:: Provided records ::
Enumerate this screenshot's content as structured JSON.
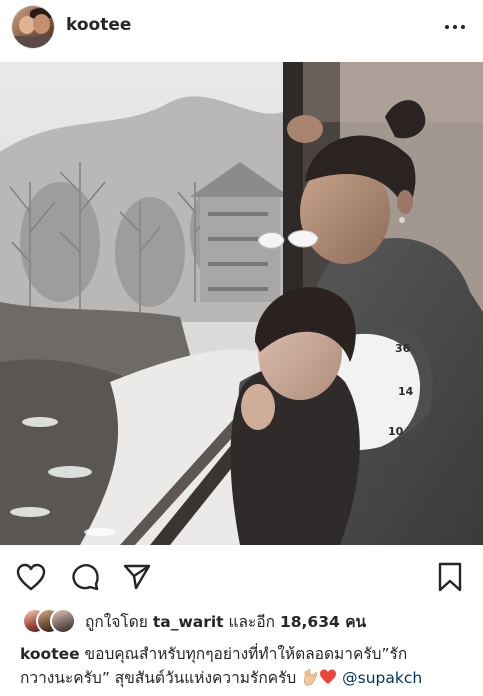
{
  "header": {
    "username": "kootee",
    "avatar_icon": "profile-avatar",
    "more_icon": "more-horizontal-icon"
  },
  "photo": {
    "description_icon": "post-photo"
  },
  "actions": {
    "like_icon": "heart-outline-icon",
    "comment_icon": "comment-bubble-icon",
    "share_icon": "send-paper-plane-icon",
    "save_icon": "bookmark-icon"
  },
  "likes": {
    "prefix": "ถูกใจโดย ",
    "top_liker": "ta_warit",
    "middle": " และอีก ",
    "count": "18,634",
    "suffix": " คน"
  },
  "caption": {
    "username": "kootee",
    "line1": " ขอบคุณสำหรับทุกๆอย่างที่ทำให้ตลอดมาครับ”รัก",
    "line2": "กวางนะครับ” สุขสันต์วันแห่งความรักครับ",
    "mention": "@supakch"
  },
  "colors": {
    "text": "#262626",
    "mention": "#003569",
    "heart_emoji": "#f0433a"
  }
}
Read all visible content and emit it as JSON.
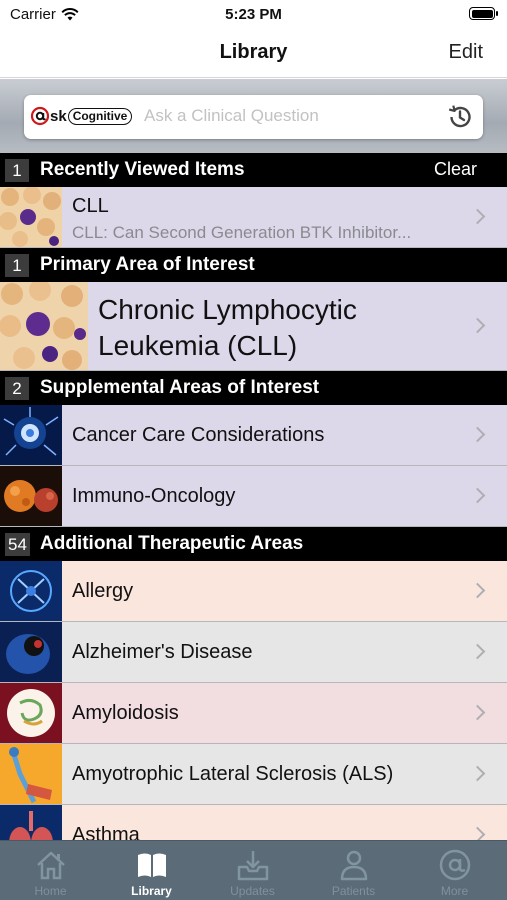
{
  "status_bar": {
    "carrier": "Carrier",
    "time": "5:23 PM"
  },
  "nav": {
    "title": "Library",
    "edit_label": "Edit"
  },
  "search": {
    "logo_ask": "sk",
    "logo_cognitive": "Cognitive",
    "placeholder": "Ask a Clinical Question",
    "history_icon": "history-clock-icon"
  },
  "sections": {
    "recent": {
      "count": "1",
      "title": "Recently Viewed Items",
      "action": "Clear"
    },
    "primary": {
      "count": "1",
      "title": "Primary Area of Interest"
    },
    "supplemental": {
      "count": "2",
      "title": "Supplemental Areas of Interest"
    },
    "additional": {
      "count": "54",
      "title": "Additional Therapeutic Areas"
    }
  },
  "recent_items": [
    {
      "title": "CLL",
      "subtitle": "CLL: Can Second Generation BTK Inhibitor..."
    }
  ],
  "primary_items": [
    {
      "line1": "Chronic Lymphocytic",
      "line2": "Leukemia (CLL)"
    }
  ],
  "supplemental_items": [
    {
      "label": "Cancer Care Considerations"
    },
    {
      "label": "Immuno-Oncology"
    }
  ],
  "additional_items": [
    {
      "label": "Allergy"
    },
    {
      "label": "Alzheimer's Disease"
    },
    {
      "label": "Amyloidosis"
    },
    {
      "label": "Amyotrophic Lateral Sclerosis (ALS)"
    },
    {
      "label": "Asthma"
    }
  ],
  "row_colors": {
    "lavender": "#dcd8ea",
    "peach": "#fbe6de",
    "gray": "#e6e6e6",
    "pink": "#f2dde0"
  },
  "tabs": [
    {
      "label": "Home",
      "icon": "home-icon",
      "active": false
    },
    {
      "label": "Library",
      "icon": "book-icon",
      "active": true
    },
    {
      "label": "Updates",
      "icon": "inbox-download-icon",
      "active": false
    },
    {
      "label": "Patients",
      "icon": "person-icon",
      "active": false
    },
    {
      "label": "More",
      "icon": "at-sign-icon",
      "active": false
    }
  ]
}
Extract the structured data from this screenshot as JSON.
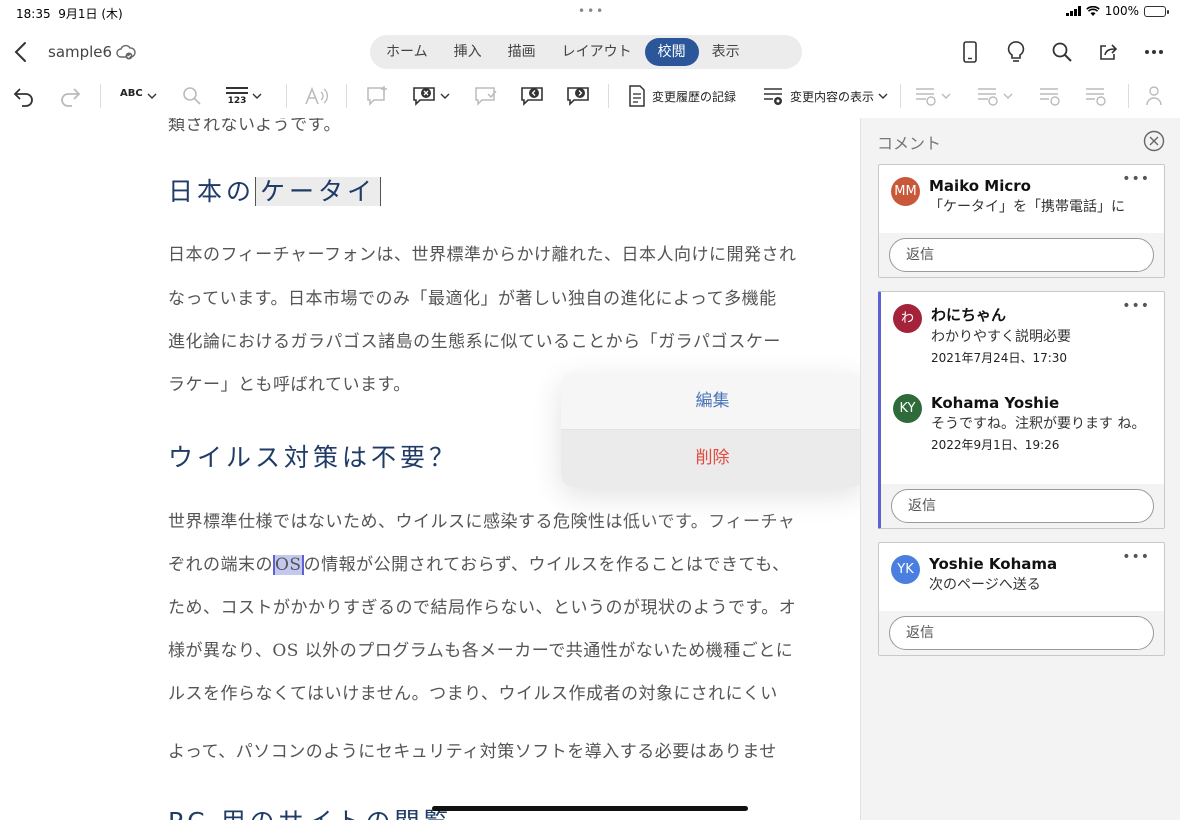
{
  "status": {
    "time": "18:35",
    "date": "9月1日 (木)",
    "battery": "100%"
  },
  "header": {
    "doc_name": "sample6",
    "tabs": [
      {
        "label": "ホーム"
      },
      {
        "label": "挿入"
      },
      {
        "label": "描画"
      },
      {
        "label": "レイアウト"
      },
      {
        "label": "校閲"
      },
      {
        "label": "表示"
      }
    ],
    "active_tab": "校閲"
  },
  "ribbon": {
    "spelling_label": "ABC",
    "wordcount_label": "123",
    "track_changes_label": "変更履歴の記録",
    "show_markup_label": "変更内容の表示"
  },
  "document": {
    "top_cut_line": "類されないようです。",
    "heading1_prefix": "日本の",
    "heading1_highlight": "ケータイ",
    "para1": [
      "日本のフィーチャーフォンは、世界標準からかけ離れた、日本人向けに開発され",
      "なっています。日本市場でのみ「最適化」が著しい独自の進化によって多機能",
      "進化論におけるガラパゴス諸島の生態系に似ていることから「ガラパゴスケー",
      "ラケー」とも呼ばれています。"
    ],
    "heading2": "ウイルス対策は不要？",
    "para2_line1": "世界標準仕様ではないため、ウイルスに感染する危険性は低いです。フィーチャ",
    "para2_line2_pre": "ぞれの端末の",
    "para2_line2_sel": "OS",
    "para2_line2_post": "の情報が公開されておらず、ウイルスを作ることはできても、",
    "para2_rest": [
      "ため、コストがかかりすぎるので結局作らない、というのが現状のようです。オ",
      "様が異なり、OS 以外のプログラムも各メーカーで共通性がないため機種ごとに",
      "ルスを作らなくてはいけません。つまり、ウイルス作成者の対象にされにくい"
    ],
    "para3": "よって、パソコンのようにセキュリティ対策ソフトを導入する必要はありませ",
    "heading3_cut": "PC 用のサイトの閲覧"
  },
  "popover": {
    "edit": "編集",
    "delete": "削除"
  },
  "comments": {
    "title": "コメント",
    "reply_label": "返信",
    "threads": [
      {
        "entries": [
          {
            "initials": "MM",
            "name": "Maiko Micro",
            "text": "「ケータイ」を「携帯電話」に",
            "date": "",
            "color": "#c9573a"
          }
        ]
      },
      {
        "entries": [
          {
            "initials": "わ",
            "name": "わにちゃん",
            "text": "わかりやすく説明必要",
            "date": "2021年7月24日、17:30",
            "color": "#a4223a"
          },
          {
            "initials": "KY",
            "name": "Kohama Yoshie",
            "text": "そうですね。注釈が要ります ね。",
            "date": "2022年9月1日、19:26",
            "color": "#2f6b3a"
          }
        ]
      },
      {
        "entries": [
          {
            "initials": "YK",
            "name": "Yoshie Kohama",
            "text": "次のページへ送る",
            "date": "",
            "color": "#4a7fe0"
          }
        ]
      }
    ]
  },
  "colors": {
    "accent": "#2b579a",
    "selection": "#5c62d6",
    "delete": "#e24a40"
  }
}
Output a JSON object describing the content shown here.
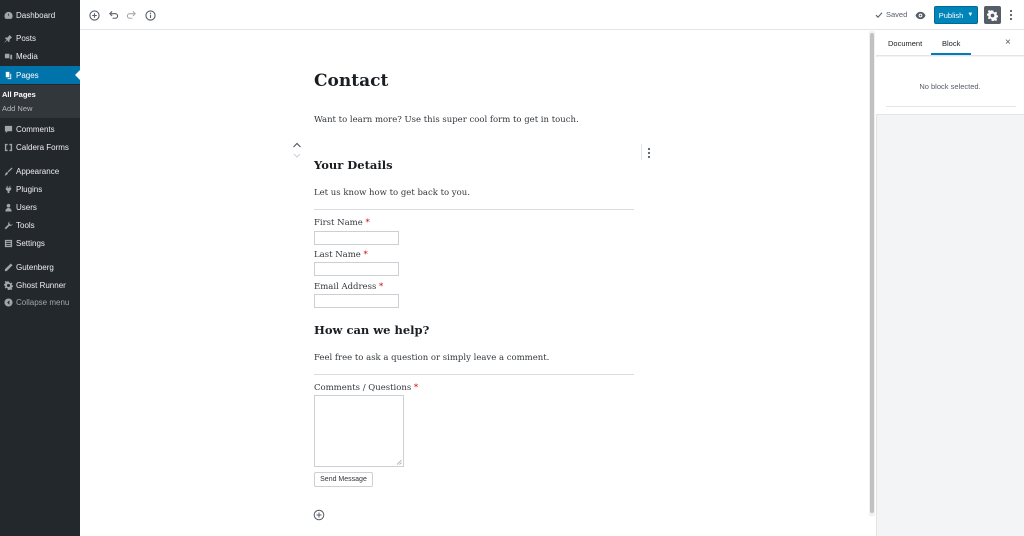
{
  "sidebar": {
    "items": [
      {
        "label": "Dashboard",
        "icon": "dashboard-icon"
      },
      {
        "label": "Posts",
        "icon": "pin-icon"
      },
      {
        "label": "Media",
        "icon": "media-icon"
      },
      {
        "label": "Pages",
        "icon": "pages-icon"
      },
      {
        "label": "Comments",
        "icon": "comment-icon"
      },
      {
        "label": "Caldera Forms",
        "icon": "caldera-icon"
      },
      {
        "label": "Appearance",
        "icon": "brush-icon"
      },
      {
        "label": "Plugins",
        "icon": "plugin-icon"
      },
      {
        "label": "Users",
        "icon": "user-icon"
      },
      {
        "label": "Tools",
        "icon": "wrench-icon"
      },
      {
        "label": "Settings",
        "icon": "settings-icon"
      },
      {
        "label": "Gutenberg",
        "icon": "pencil-icon"
      },
      {
        "label": "Ghost Runner",
        "icon": "gear-icon"
      },
      {
        "label": "Collapse menu",
        "icon": "collapse-icon"
      }
    ],
    "submenu": [
      "All Pages",
      "Add New"
    ]
  },
  "topbar": {
    "saved": "Saved",
    "publish": "Publish"
  },
  "content": {
    "title": "Contact",
    "intro": "Want to learn more? Use this super cool form to get in touch.",
    "section1_heading": "Your Details",
    "section1_text": "Let us know how to get back to you.",
    "first_name": "First Name",
    "last_name": "Last Name",
    "email": "Email Address",
    "required_mark": "*",
    "section2_heading": "How can we help?",
    "section2_text": "Feel free to ask a question or simply leave a comment.",
    "comments": "Comments / Questions",
    "send": "Send Message"
  },
  "panel": {
    "tab_document": "Document",
    "tab_block": "Block",
    "close": "×",
    "empty": "No block selected."
  },
  "colors": {
    "sidebar_bg": "#23282d",
    "accent": "#0073aa",
    "publish": "#0085ba"
  }
}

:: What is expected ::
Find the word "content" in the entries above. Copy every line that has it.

:: Exercise solution ::
Enumerate this screenshot's content as structured JSON.
Read all visible content and emit it as JSON.
Output a JSON object describing the content shown here.
  "content": {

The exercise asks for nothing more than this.